Let’s be honest, it’s a little hard to swallow the Government of Nunavut’s (GN) response that it always meant to release the report which, apparently, was completed in October of 2017.
And, as most everyone knows by now, the report was quite critical of the NTEP saying that, left as it is in its current state, it is unable to meet the needs for this territory to offer students a bilingual education.
Looking back at GN Education Minister David Joanasie’s comments in responding to accusations from the Nunavut Teacher’s Association that the GN lied about the report being completed, I think many would agree that something being completed two years ago and only out now because it was leaked was, indeed, secretly squirreled away by the government.
But, hey, it also shows that in a mere 20 years the GN has learned to be just as secretive and misleading as every other government.
So, OK, the GN gets a slap on the wrist for not being completely transparent about the study (I’ve been here for 21 years and still giggle over the claims two-decades ago that the GN would be a totally open and transparent operation), but, whether you buy into Joanasie’s remarks about the GN always meant to release the report, he does get check marks in the positive column for insisting the consultant report is but one piece in the education puzzle.
And, we’ll just have to wait and see what the GN comes up with when its 10-year recruitment and retention strategy for teachers is released for public consumption.
One area of the report I hope the GN does not jump into with both feet is the suggestion to lower high school requirements for the NTEP and to use language proficiency as a means of setting the recruitment bar.
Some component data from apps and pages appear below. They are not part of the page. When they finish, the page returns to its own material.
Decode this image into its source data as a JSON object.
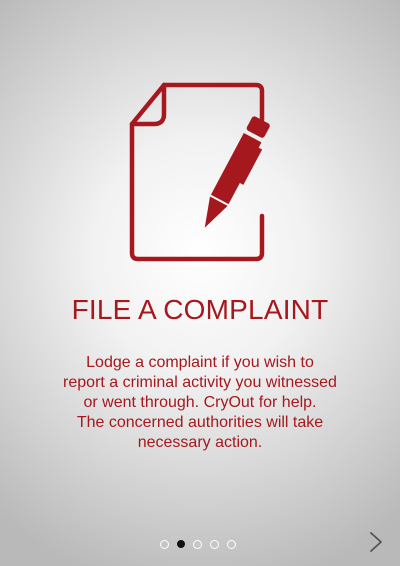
{
  "onboarding": {
    "icon": "file-complaint-document-pen-icon",
    "title": "FILE A COMPLAINT",
    "description_lines": [
      "Lodge a complaint if you wish to",
      "report a criminal activity you witnessed",
      "or went through. CryOut for help.",
      "The concerned authorities will take",
      "necessary action."
    ]
  },
  "pagination": {
    "total_pages": 5,
    "current_page": 2
  },
  "navigation": {
    "next_icon": "chevron-right-icon"
  },
  "colors": {
    "accent": "#a5191e",
    "dot_active": "#111111",
    "dot_inactive": "#ffffff"
  }
}
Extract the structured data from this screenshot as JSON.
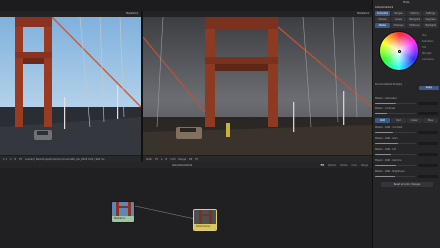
{
  "viewer_left": {
    "name": "MediaIn1"
  },
  "viewer_right": {
    "name": "MediaIn1"
  },
  "left_controls": [
    "1:1",
    "A",
    "B",
    "Fit",
    "Loaded | Backdrops/Production/Cinema4K_GG_0018 0:00 | 900 ms"
  ],
  "right_controls": [
    "Subh",
    "Fit",
    "A",
    "B",
    "3:00",
    "Range",
    "BP",
    "Fit"
  ],
  "node_editor": {
    "title": "ColorCorrector1",
    "tools": [
      "Fit",
      "Options",
      "Modes",
      "Color",
      "Merge"
    ],
    "nodes": [
      {
        "label": "MediaIn1"
      },
      {
        "label": "ColorCorrec."
      }
    ]
  },
  "inspector": {
    "header": "Tools",
    "node_name": "ColorCorrector1",
    "tabs1": [
      "Correction",
      "Ranges",
      "Options",
      "Settings"
    ],
    "tabs2": [
      "Wheels",
      "Levels",
      "Histogram",
      "Suppress"
    ],
    "tabs3": [
      "Master",
      "Shadows",
      "Midtones",
      "Highlights"
    ],
    "wheel_labels": [
      "Hue",
      "Saturation",
      "Tint",
      "Strength",
      "Luminance"
    ],
    "section1": [
      "Pre-Divide/Post-Multiply",
      "Apply",
      "Master - Saturation",
      "Master - Contrast"
    ],
    "rgb_tabs": [
      "RGB",
      "Red",
      "Green",
      "Blue"
    ],
    "params": [
      "Master - RGB - Contrast",
      "Master - RGB - Gain",
      "Master - RGB - Lift",
      "Master - RGB - Gamma",
      "Master - RGB - Brightness"
    ],
    "reset_label": "Reset all color changes",
    "colors": {
      "selected_tab": "#3d5a86",
      "node_border": "#e0d070"
    }
  }
}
While this approach always looks more-than-a-little attractive because it’s a short path to getting the numbers you want everyone to see, it is also known by a not-so-flattering title of dumbing down the process.
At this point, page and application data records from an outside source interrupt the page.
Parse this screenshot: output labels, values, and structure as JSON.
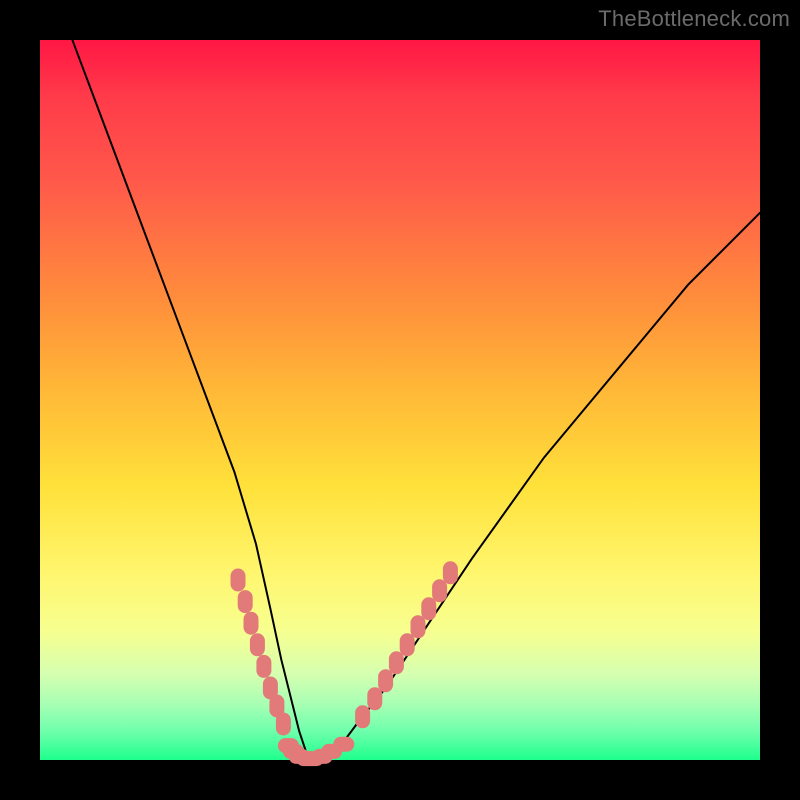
{
  "watermark": "TheBottleneck.com",
  "colors": {
    "frame_bg": "#000000",
    "gradient_top": "#ff1744",
    "gradient_bottom": "#1eff8d",
    "curve_stroke": "#000000",
    "marker_fill": "#e27a7a"
  },
  "chart_data": {
    "type": "line",
    "title": "",
    "xlabel": "",
    "ylabel": "",
    "xlim": [
      0,
      100
    ],
    "ylim": [
      0,
      100
    ],
    "grid": false,
    "legend": false,
    "series": [
      {
        "name": "bottleneck-curve",
        "x": [
          0,
          3,
          6,
          9,
          12,
          15,
          18,
          21,
          24,
          27,
          30,
          32,
          33.5,
          35,
          36,
          37,
          38.5,
          41,
          44,
          48,
          52,
          56,
          60,
          65,
          70,
          75,
          80,
          85,
          90,
          95,
          100
        ],
        "y": [
          112,
          104,
          96,
          88,
          80,
          72,
          64,
          56,
          48,
          40,
          30,
          21,
          14,
          8,
          4,
          1,
          0,
          1,
          5,
          10,
          16,
          22,
          28,
          35,
          42,
          48,
          54,
          60,
          66,
          71,
          76
        ]
      },
      {
        "name": "highlight-markers-left",
        "x": [
          27.5,
          28.5,
          29.3,
          30.2,
          31.1,
          32.0,
          32.9,
          33.8
        ],
        "y": [
          25.0,
          22.0,
          19.0,
          16.0,
          13.0,
          10.0,
          7.5,
          5.0
        ]
      },
      {
        "name": "highlight-markers-bottom",
        "x": [
          34.5,
          35.2,
          36.0,
          37.0,
          38.0,
          39.2,
          40.5,
          42.2
        ],
        "y": [
          2.0,
          1.2,
          0.5,
          0.2,
          0.2,
          0.5,
          1.2,
          2.2
        ]
      },
      {
        "name": "highlight-markers-right",
        "x": [
          44.8,
          46.5,
          48.0,
          49.5,
          51.0,
          52.5,
          54.0,
          55.5,
          57.0
        ],
        "y": [
          6.0,
          8.5,
          11.0,
          13.5,
          16.0,
          18.5,
          21.0,
          23.5,
          26.0
        ]
      }
    ],
    "annotations": []
  }
}
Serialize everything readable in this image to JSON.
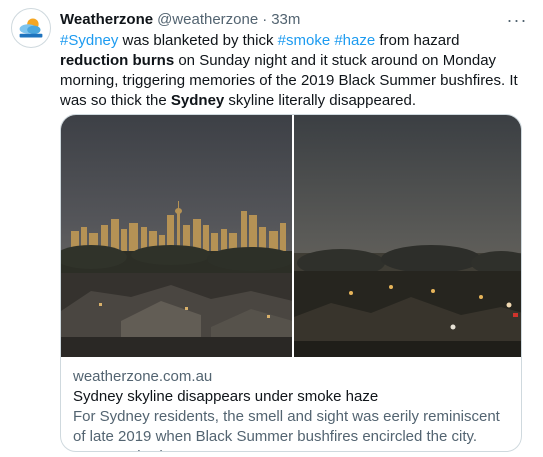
{
  "tweet": {
    "author": {
      "name": "Weatherzone",
      "handle": "@weatherzone",
      "separator": "·",
      "time": "33m",
      "avatar_icon": "weatherzone-logo-icon"
    },
    "more_icon": "more-options-icon",
    "text": {
      "t1": "#Sydney",
      "t2": " was blanketed by thick ",
      "t3": "#smoke",
      "t4": " ",
      "t5": "#haze",
      "t6": " from hazard ",
      "t7": "reduction burns",
      "t8": " on Sunday night and it stuck around on Monday morning, triggering memories of the 2019 Black Summer bushfires. It was so thick the ",
      "t9": "Sydney",
      "t10": " skyline literally disappeared."
    },
    "card": {
      "domain": "weatherzone.com.au",
      "title": "Sydney skyline disappears under smoke haze",
      "description": "For Sydney residents, the smell and sight was eerily reminiscent of late 2019 when Black Summer bushfires encircled the city. Fortunately, th..."
    }
  },
  "colors": {
    "link": "#1d9bf0",
    "secondary_text": "#536471",
    "border": "#cfd9de",
    "primary_text": "#0f1419"
  }
}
And, believe me, I’ve known a good number of people during my lifetime who spoke very fine English, but I wouldn’t want them teaching my kids anything loftier than a major in comic book reading in the classroom.
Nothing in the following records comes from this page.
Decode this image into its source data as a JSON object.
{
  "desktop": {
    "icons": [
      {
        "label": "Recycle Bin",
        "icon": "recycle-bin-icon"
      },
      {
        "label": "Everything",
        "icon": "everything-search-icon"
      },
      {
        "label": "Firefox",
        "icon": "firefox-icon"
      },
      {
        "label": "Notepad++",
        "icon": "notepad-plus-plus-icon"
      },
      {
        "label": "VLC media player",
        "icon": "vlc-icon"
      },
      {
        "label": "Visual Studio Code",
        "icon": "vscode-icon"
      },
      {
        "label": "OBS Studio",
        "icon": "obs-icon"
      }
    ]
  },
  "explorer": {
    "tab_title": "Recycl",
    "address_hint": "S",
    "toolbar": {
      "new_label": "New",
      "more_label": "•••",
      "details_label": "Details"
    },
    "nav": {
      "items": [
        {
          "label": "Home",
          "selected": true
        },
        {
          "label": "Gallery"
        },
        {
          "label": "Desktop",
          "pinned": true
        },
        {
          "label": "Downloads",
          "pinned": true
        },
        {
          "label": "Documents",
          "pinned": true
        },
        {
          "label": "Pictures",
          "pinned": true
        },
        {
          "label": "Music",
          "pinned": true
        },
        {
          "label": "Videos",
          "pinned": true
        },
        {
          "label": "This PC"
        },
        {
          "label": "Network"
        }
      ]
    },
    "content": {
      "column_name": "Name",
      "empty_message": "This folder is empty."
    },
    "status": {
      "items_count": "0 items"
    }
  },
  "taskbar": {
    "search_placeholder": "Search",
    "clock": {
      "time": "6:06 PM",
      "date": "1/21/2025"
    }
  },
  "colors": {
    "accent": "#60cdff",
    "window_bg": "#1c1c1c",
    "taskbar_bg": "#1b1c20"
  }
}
It was a misstep by the GN to quietly sit on this report and if, in fact, it did lie to the Nunavut Teacher’s Association about its completion, then it did so knowing it would be wearing a little egg on its face upon the report’s eventual release.
But, except for the two stairs below open and accountable the GN opted for in all this controversy, I did like a lot of what Joanasie had to say.
In fact, I think the GN has suffered so much over the topics of bilingual education, the lack of Inuktitut-speaking candidates for NTEP, and the shortage of teachers in Nunavut in general, that it just might be bound and determined to get it right this time.
One thing is for sure as we move forward, we stand to make little progress if the relationship between the GN’s Department of Education and the Nunavut Teacher’s Association remains adversarial in nature.
And you can take that to the bank in any language.